Claude Venard was born in Paris to parents from Burgundy. He attended the École des Beaux-Arts for just two days, followed by six years of study at the École des Arts Appliqués. In 1936 he worked in the Louvre as a restorer.
As with André Marchand, Tal-Coat and Gruber, the strict disciplines of the New Forces ( Forces Nouvelles) group, to which he contributed, did not suit him for long, and he and the members of the movement abandoned it one by one. In 1945 he became a friend of Gruber, André Marchand and Civet, the group which put so much energy into post-war painting, and participated in their joint efforts and in their successes. Determining the influence of one or another of them, since they were always together and worked with the same creative exhilaration, would be as pointless as it is impossible. Venard became enthusiastic easily and deeply absorbed that which he admired. He said: 'Works which are at first overly seductive should not be trusted. I do not mean by that that ugliness is the greatest of virtues but that a work should impose by its power, without the aid of pleasing artifices.' Remaining faithful to Post-Cubist spatial composition, he accentuated the colour range of his palette progressively until he obtained the rawest of colours, always applied in very thick layers, often with a knife.
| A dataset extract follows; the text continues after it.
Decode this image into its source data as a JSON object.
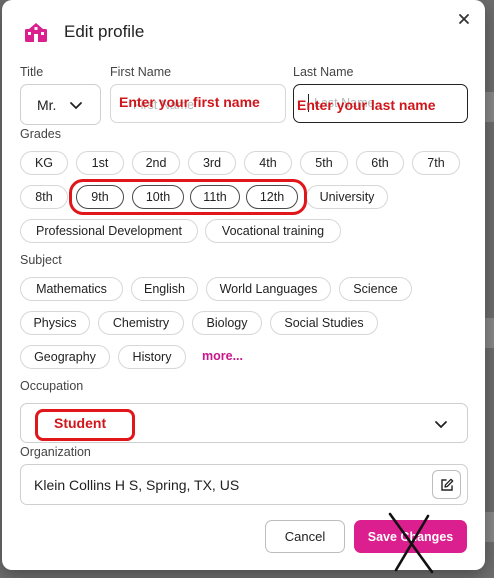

From 1935 Venard showed work at exhibitions devoted to modern art around the world, particularly in Paris. From 1936 he participated in the exhibitions of the Forces Nouvelles with Humblot, Gruber, Tal-Coat and other artists, and also exhibited at the Salon des Indépendants, the Salon des Tuileries and the Salon de Mai, of which he was a founder member, from 1945 to 1963. His career was punctuated by solo exhibitions, including at the Galerie Félix Vercel in Paris from 1969, and in London. He held other solo exhibitions all over the world from 1952 at New York, Milan, Geneva, Philadelphia, Chicago, San Francisco, Copenhagen, Stockholm, Düsseldorf, Munich, Buenos Aires, Tokyo, Canada, Belgium, The Netherlands, Dallas, Beverly Hills and Lyons, among others. A retrospective of his work was shown at the museum of Reading in Pennsylvania in 1969.
Museum and Gallery Holdings
London (Tate Collection): Still-life (1955-1956, oil on canvas)